If thick ice and snow linger in late winter, water quality in many lakes worsens. As the layer of oxygen-depleted water increases along the bottom of fertile lakes, fish are pushed upward. In fertile lakes, fish stop feeding when environmental conditions become severe.
In extreme cases, fish are forced to nuzzle up against the bottom of the ice pack, actually forming domes and grooves as they move or fin in place. If there isn't relief, fish kills result. Some productive, shallow fisheries in the North Country teeter on the edge of winterkill. Every decade or so, loss of most fish is followed by fast growth for the remaining populations.
In deeper, less fertile lakes, late ice brings something of a rejuvenation of ice fishing. Walleyes and pike often feed more actively toward the end of winter. Indeed, this period signals the onset of prespawn feeding for these early spawning species.

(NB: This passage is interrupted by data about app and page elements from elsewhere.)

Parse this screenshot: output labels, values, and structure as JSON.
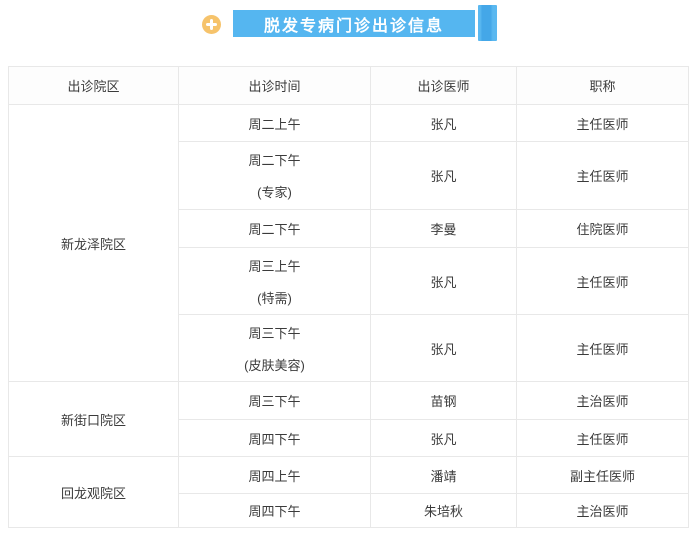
{
  "header": {
    "title": "脱发专病门诊出诊信息"
  },
  "colors": {
    "banner_blue": "#55b6f0",
    "ribbon_dark_blue": "#44a7e8",
    "plus_badge_orange": "#f6c36b",
    "row_stripe_blue": "#f4f8fd",
    "table_border": "#e8e8e8"
  },
  "table": {
    "columns": [
      "出诊院区",
      "出诊时间",
      "出诊医师",
      "职称"
    ],
    "rows": [
      {
        "campus": "新龙泽院区",
        "campus_rowspan": 5,
        "time": [
          "周二上午"
        ],
        "doctor": "张凡",
        "title": "主任医师"
      },
      {
        "time": [
          "周二下午",
          "(专家)"
        ],
        "doctor": "张凡",
        "title": "主任医师"
      },
      {
        "time": [
          "周二下午"
        ],
        "doctor": "李曼",
        "title": "住院医师"
      },
      {
        "time": [
          "周三上午",
          "(特需)"
        ],
        "doctor": "张凡",
        "title": "主任医师"
      },
      {
        "time": [
          "周三下午",
          "(皮肤美容)"
        ],
        "doctor": "张凡",
        "title": "主任医师"
      },
      {
        "campus": "新街口院区",
        "campus_rowspan": 2,
        "time": [
          "周三下午"
        ],
        "doctor": "苗钢",
        "title": "主治医师"
      },
      {
        "time": [
          "周四下午"
        ],
        "doctor": "张凡",
        "title": "主任医师"
      },
      {
        "campus": "回龙观院区",
        "campus_rowspan": 2,
        "time": [
          "周四上午"
        ],
        "doctor": "潘靖",
        "title": "副主任医师"
      },
      {
        "time": [
          "周四下午"
        ],
        "doctor": "朱培秋",
        "title": "主治医师"
      }
    ]
  }
}
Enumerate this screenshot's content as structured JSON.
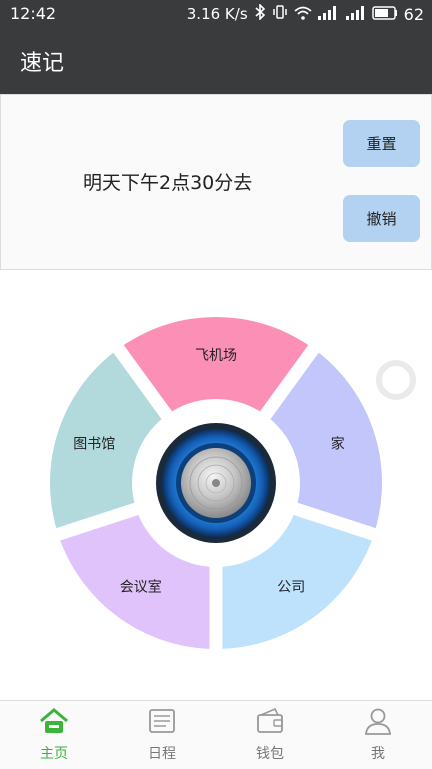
{
  "status_bar": {
    "time": "12:42",
    "network_speed": "3.16 K/s",
    "battery": "62"
  },
  "app_bar": {
    "title": "速记"
  },
  "note": {
    "text": "明天下午2点30分去"
  },
  "actions": {
    "reset_label": "重置",
    "undo_label": "撤销"
  },
  "wheel": {
    "segments": [
      {
        "label": "飞机场",
        "color": "#fc8fb6"
      },
      {
        "label": "家",
        "color": "#c3c6fb"
      },
      {
        "label": "公司",
        "color": "#bfe2fc"
      },
      {
        "label": "会议室",
        "color": "#e1c3fc"
      },
      {
        "label": "图书馆",
        "color": "#b2d9dc"
      }
    ]
  },
  "tabs": [
    {
      "label": "主页",
      "icon": "home-icon",
      "active": true
    },
    {
      "label": "日程",
      "icon": "schedule-icon",
      "active": false
    },
    {
      "label": "钱包",
      "icon": "wallet-icon",
      "active": false
    },
    {
      "label": "我",
      "icon": "profile-icon",
      "active": false
    }
  ],
  "colors": {
    "accent": "#3cb43c",
    "bar": "#3a3b3d",
    "button": "#b3d1f1"
  }
}
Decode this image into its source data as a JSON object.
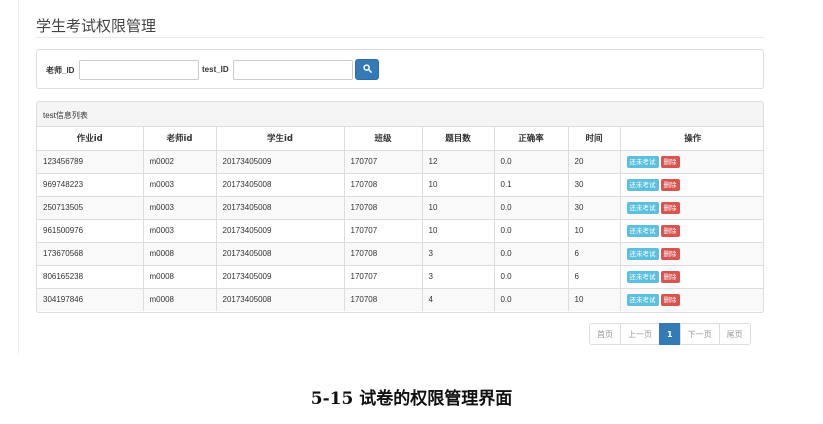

As daytime temperatures rise above freezing, snow and ice melt from the top of the ice pack. As it melts, the reverse of ice-up occurs. Water seeps into the ice, pockmarking it. And as the land warms, it thaws the ice pack from the shore outward, making travel tricky. Banks exposed the sun thaw even faster. As the top of the ice melts, the entire floe rises since it's floating on warmer water below.
At the end of the season, die-hard anglers put planks across rotting shoreline ice to reach the remaining hard ice. To do this, you must aware of ice conditions that can change by the hour and avoid unsafe situations.
Underwater, greater light penetration and inflowing water reoxygenate bays and seem to stimulate a new boom in plankton. This activity attracts minnows and then panfish, followed by bass and pike that return to shallower spots they'd vacated in late January.
Anglers make great catches on shallow weedy flats, at times fishing just below the ice. Action can be fast as you watch crappies and bluegills check out a presentation or dart into view as they strike. Panfish often scatter as a big pike cruises by, perhaps en route to a spawning marsh. This short period of fast fishing is followed shortly by ice-outanother ice season is finished.